Similarly, you should try to develop a good understanding of complex terminology within the fields you are aiming for. By joining a degree program with some background in these areas, you will have better chances of success.
You should also consider reading up literature on technical writing. Kieran Morgan’s “Technical Writing Process” is a great place to start and grow.
Don’t think of waiting for your first technical writing assignment to build your portfolio. Rather, you should practice this style by creating new documents for existing projects or programs.
Also, remember that most technical writers select a focus area for their work, which is known as their niche.
The more well-defined your niche is, the clearer your ideal employer or client will be.
You also need to stay up to date on your industry’s trends and latest developments to supplement your knowledge of the field.
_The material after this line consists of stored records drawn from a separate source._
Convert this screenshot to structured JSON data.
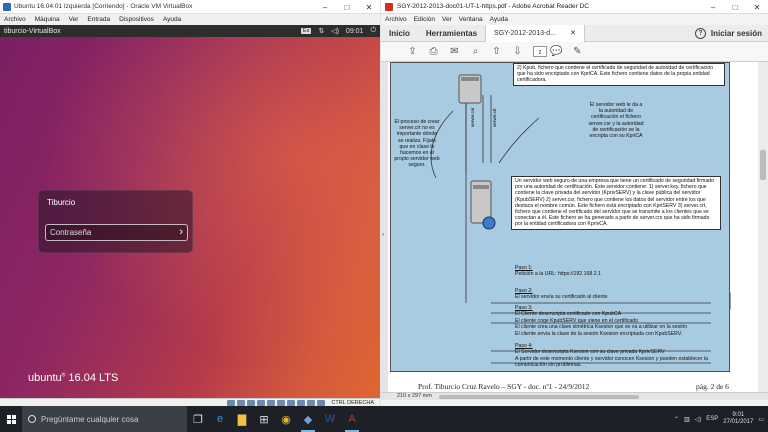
{
  "vbox": {
    "title": "Ubuntu 16.04.01 Izquierda [Corriendo] - Oracle VM VirtualBox",
    "menu": [
      "Archivo",
      "Máquina",
      "Ver",
      "Entrada",
      "Dispositivos",
      "Ayuda"
    ],
    "status_key": "CTRL DERECHA"
  },
  "ubuntu": {
    "hostname": "tiburcio-VirtualBox",
    "keyboard": "Es",
    "time": "09:01",
    "user": "Tiburcio",
    "password_placeholder": "Contraseña",
    "logo": "ubuntu",
    "version": "16.04 LTS"
  },
  "adobe": {
    "title": "SGY-2012-2013-doc01-UT-1-https.pdf - Adobe Acrobat Reader DC",
    "menu": [
      "Archivo",
      "Edición",
      "Ver",
      "Ventana",
      "Ayuda"
    ],
    "tabs": [
      "Inicio",
      "Herramientas"
    ],
    "doc_tab": "SGY-2012-2013-d...",
    "login": "Iniciar sesión",
    "page_current": "2",
    "page_total": "/ 6",
    "page_size": "210 x 297 mm"
  },
  "pdf": {
    "top_note": "2) Kpub, fichero que contiene el certificado de seguridad de autoridad de certificación que ha sido encriptado con KpriCA. Este fichero contiene datos de la propia entidad certificadora.",
    "left_note": "El proceso de crear server.crt no es importante dónde se realiza. Fíjate que en clase lo hacemos en el propio servidor web seguro.",
    "right_note": "El servidor web le da a la autoridad de certificación el fichero server.csr y la autoridad de certificación se la encripta con su KpriCA",
    "arrow_label_1": "server.csr",
    "arrow_label_2": "server.crt",
    "server_box": "Un servidor web seguro de una empresa que tiene un certificado de seguridad firmado por una autoridad de certificación. Este servidor contiene: 1) server.key, fichero que contiene la clave privada del servidor (KprivSERV) y la clave pública del servidor (KpubSERV) 2) server.csr, fichero que contiene los datos del servidor entre los que destaca el nombre común. Este fichero está encriptado con KpriSERV 3) server.crt, fichero que contiene el certificado del servidor que se transmite a los clientes que se conectan a él. Este fichero se ha generado a partir de server.crs que ha sido firmado por la entidad certificadora con KprivCA.",
    "steps": [
      {
        "title": "Paso 1:",
        "text": [
          "Petición a la URL: https://192.168.2.1"
        ]
      },
      {
        "title": "Paso 2:",
        "text": [
          "El servidor envía su certificado al cliente"
        ]
      },
      {
        "title": "Paso 3:",
        "text": [
          "El Cliente desencripta certificado con KpubCA",
          "El cliente coge KpubSERV que viene en el certificado",
          "El cliente crea una clave simétrica Ksesion que se va a utilizar en la sesión",
          "El cliente envía la clave de la sesión Ksesion encriptada con KpubSERV."
        ]
      },
      {
        "title": "Paso 4:",
        "text": [
          "El Servidor desencripta Ksesion con su clave privada KprivSERV",
          "A partir de este momento cliente y servidor conocen Ksesion y pueden establecer la comunicación sin problemas."
        ]
      }
    ],
    "footer_left": "Prof. Tiburcio Cruz Ravelo – SGY - doc. nº1 - 24/9/2012",
    "footer_right": "pág. 2 de 6"
  },
  "taskbar": {
    "search_placeholder": "Pregúntame cualquier cosa",
    "lang": "ESP",
    "time": "9:01",
    "date": "27/01/2017"
  }
}
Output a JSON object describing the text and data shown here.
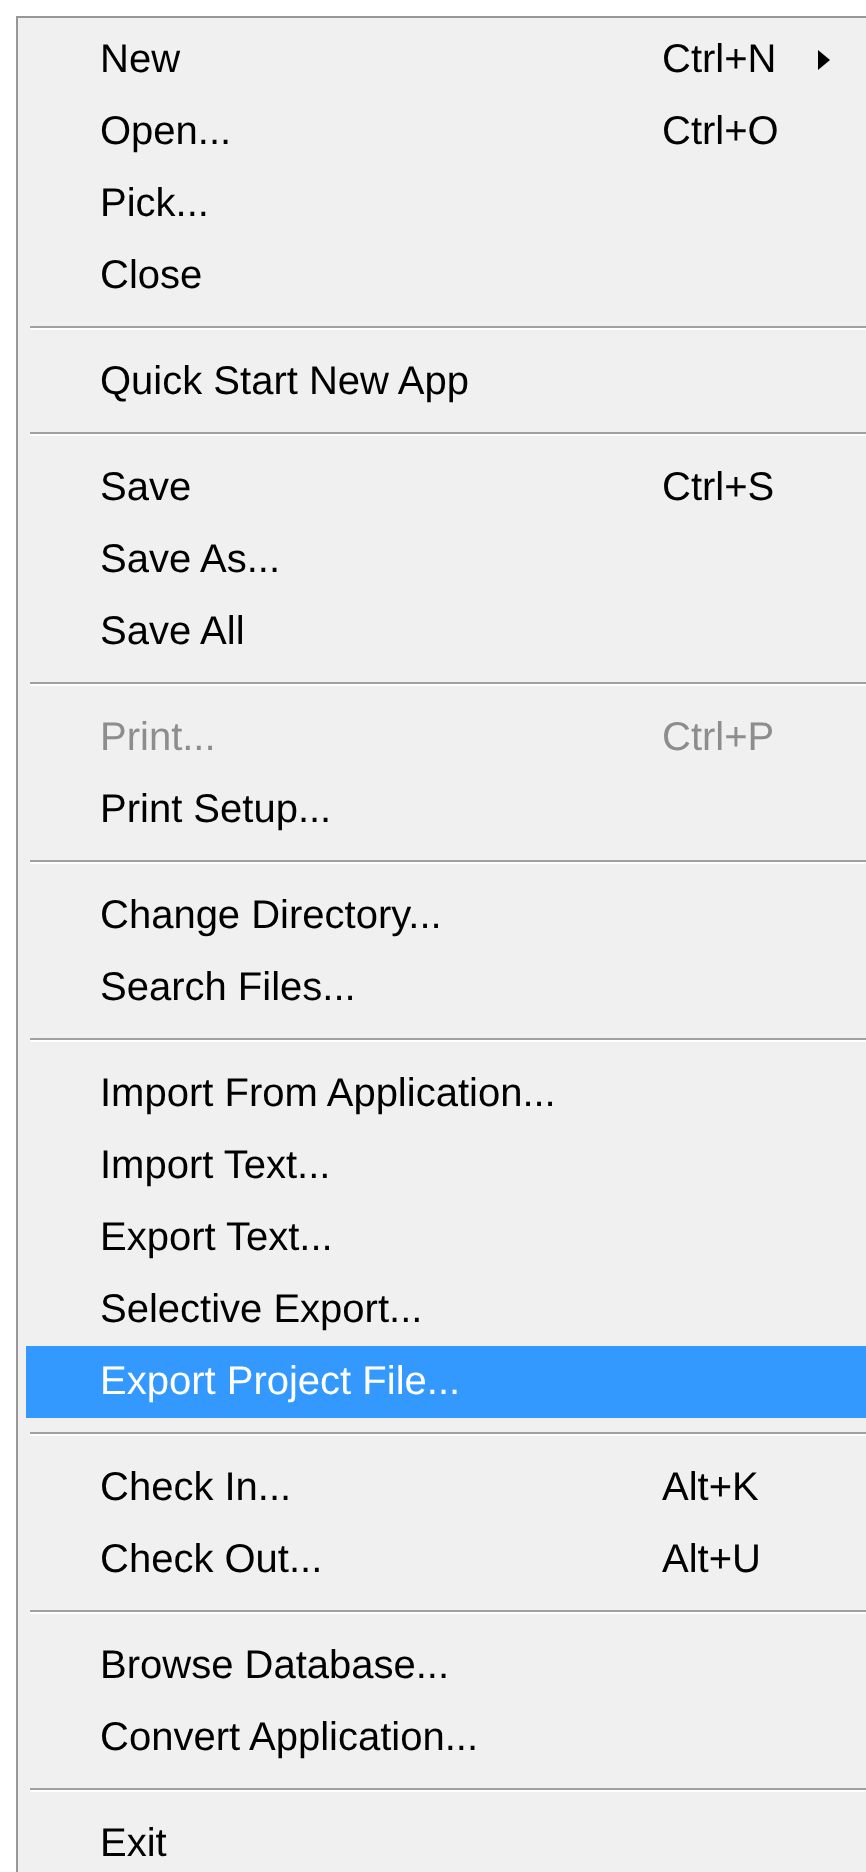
{
  "menu": {
    "groups": [
      {
        "items": [
          {
            "label": "New",
            "shortcut": "Ctrl+N",
            "submenu": true,
            "disabled": false,
            "selected": false
          },
          {
            "label": "Open...",
            "shortcut": "Ctrl+O",
            "submenu": false,
            "disabled": false,
            "selected": false
          },
          {
            "label": "Pick...",
            "submenu": false,
            "disabled": false,
            "selected": false
          },
          {
            "label": "Close",
            "submenu": false,
            "disabled": false,
            "selected": false
          }
        ]
      },
      {
        "items": [
          {
            "label": "Quick Start New App",
            "submenu": false,
            "disabled": false,
            "selected": false
          }
        ]
      },
      {
        "items": [
          {
            "label": "Save",
            "shortcut": "Ctrl+S",
            "submenu": false,
            "disabled": false,
            "selected": false
          },
          {
            "label": "Save As...",
            "submenu": false,
            "disabled": false,
            "selected": false
          },
          {
            "label": "Save All",
            "submenu": false,
            "disabled": false,
            "selected": false
          }
        ]
      },
      {
        "items": [
          {
            "label": "Print...",
            "shortcut": "Ctrl+P",
            "submenu": false,
            "disabled": true,
            "selected": false
          },
          {
            "label": "Print Setup...",
            "submenu": false,
            "disabled": false,
            "selected": false
          }
        ]
      },
      {
        "items": [
          {
            "label": "Change Directory...",
            "submenu": false,
            "disabled": false,
            "selected": false
          },
          {
            "label": "Search Files...",
            "submenu": false,
            "disabled": false,
            "selected": false
          }
        ]
      },
      {
        "items": [
          {
            "label": "Import From Application...",
            "submenu": false,
            "disabled": false,
            "selected": false
          },
          {
            "label": "Import Text...",
            "submenu": false,
            "disabled": false,
            "selected": false
          },
          {
            "label": "Export Text...",
            "submenu": false,
            "disabled": false,
            "selected": false
          },
          {
            "label": "Selective Export...",
            "submenu": false,
            "disabled": false,
            "selected": false
          },
          {
            "label": "Export Project File...",
            "submenu": false,
            "disabled": false,
            "selected": true
          }
        ]
      },
      {
        "items": [
          {
            "label": "Check In...",
            "shortcut": "Alt+K",
            "submenu": false,
            "disabled": false,
            "selected": false
          },
          {
            "label": "Check Out...",
            "shortcut": "Alt+U",
            "submenu": false,
            "disabled": false,
            "selected": false
          }
        ]
      },
      {
        "items": [
          {
            "label": "Browse Database...",
            "submenu": false,
            "disabled": false,
            "selected": false
          },
          {
            "label": "Convert Application...",
            "submenu": false,
            "disabled": false,
            "selected": false
          }
        ]
      },
      {
        "items": [
          {
            "label": "Exit",
            "submenu": false,
            "disabled": false,
            "selected": false
          }
        ]
      }
    ]
  }
}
Staying current on new medical advances, scientific research, software, and technology is imperative for planning and writing your project materials. If you decide to join a professional association, you can use the resources the network provides to stay updated with the latest news for the field you specialize in.
Life of a Technical Writer
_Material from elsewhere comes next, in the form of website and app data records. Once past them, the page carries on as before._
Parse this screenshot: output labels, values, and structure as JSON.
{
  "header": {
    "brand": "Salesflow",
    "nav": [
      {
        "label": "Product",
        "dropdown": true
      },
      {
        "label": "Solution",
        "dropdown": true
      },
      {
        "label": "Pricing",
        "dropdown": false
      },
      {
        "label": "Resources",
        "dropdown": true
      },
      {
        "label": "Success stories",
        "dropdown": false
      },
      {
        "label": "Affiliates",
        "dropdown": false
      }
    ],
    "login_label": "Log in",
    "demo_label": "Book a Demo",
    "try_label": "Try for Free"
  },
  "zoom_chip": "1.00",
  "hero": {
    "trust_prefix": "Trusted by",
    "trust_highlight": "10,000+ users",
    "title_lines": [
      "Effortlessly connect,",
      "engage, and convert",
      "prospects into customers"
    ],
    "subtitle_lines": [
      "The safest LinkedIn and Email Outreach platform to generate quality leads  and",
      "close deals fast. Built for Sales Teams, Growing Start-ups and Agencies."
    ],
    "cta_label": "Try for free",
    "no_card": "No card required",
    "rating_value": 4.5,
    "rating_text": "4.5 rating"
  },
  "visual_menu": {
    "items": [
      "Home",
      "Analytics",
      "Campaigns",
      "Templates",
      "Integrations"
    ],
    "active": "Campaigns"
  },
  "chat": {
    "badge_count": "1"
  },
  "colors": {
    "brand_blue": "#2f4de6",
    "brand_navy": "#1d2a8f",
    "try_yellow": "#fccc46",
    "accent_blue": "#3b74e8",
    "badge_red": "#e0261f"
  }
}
Since you have patiently read this article so far, this question must’ve certainly popped up in your mind. After becoming a technical writer, some people tend to get a feeling that it isn’t quite as exciting as they had anticipated. Considering the fact that many new technical writers happen to be onetime journalists working in tech, this is quite understandable. After all, journalism is one of the most dynamic and action-filled professions out there.
However, you can be assured that technical writing offers its own unique flavour of satisfaction as well. It may appear to be rather run-of-the-mill upon first look, but that’s a misleading impression.
Your tasks as a technical writer are versatile and you will come across something new every day. For example, you might be updating an SOP to include recently implemented cybersecurity measures on one day, and find yourself contacting an SME to add a new set of questions and answers to an FAQ page the very next day.
As a result, technical writers have the opportunity of becoming lifelong learners. After all, in order to communicate the content effectively, you need to be (or become) well-versed in that particular field. With every new technical document you work on, you will become more and more experienced with that subject. Although the reader doesn’t have to know all the details, you must have a certain level of knowledge to choose just the crucial elements to include.
Technical writing is a highly prized and rewarding skill. Whether you are interested in making a career shift or adding this ability to your present role, it is an excellent title. Admittedly, it lacks some of the buzz that the field of writing in general abounds in. However, it makes up for that by providing a plethora of benefits and opportunities.
You can become proficient at technical writing by following this guide closely to begin planning, reviewing, and writing. Of course, you must always bear in mind that you cannot simply become a good technical writer overnight. Rather, it is a profitable investment into your career and communication skills. With time and effort, you will certainly achieve success in this field.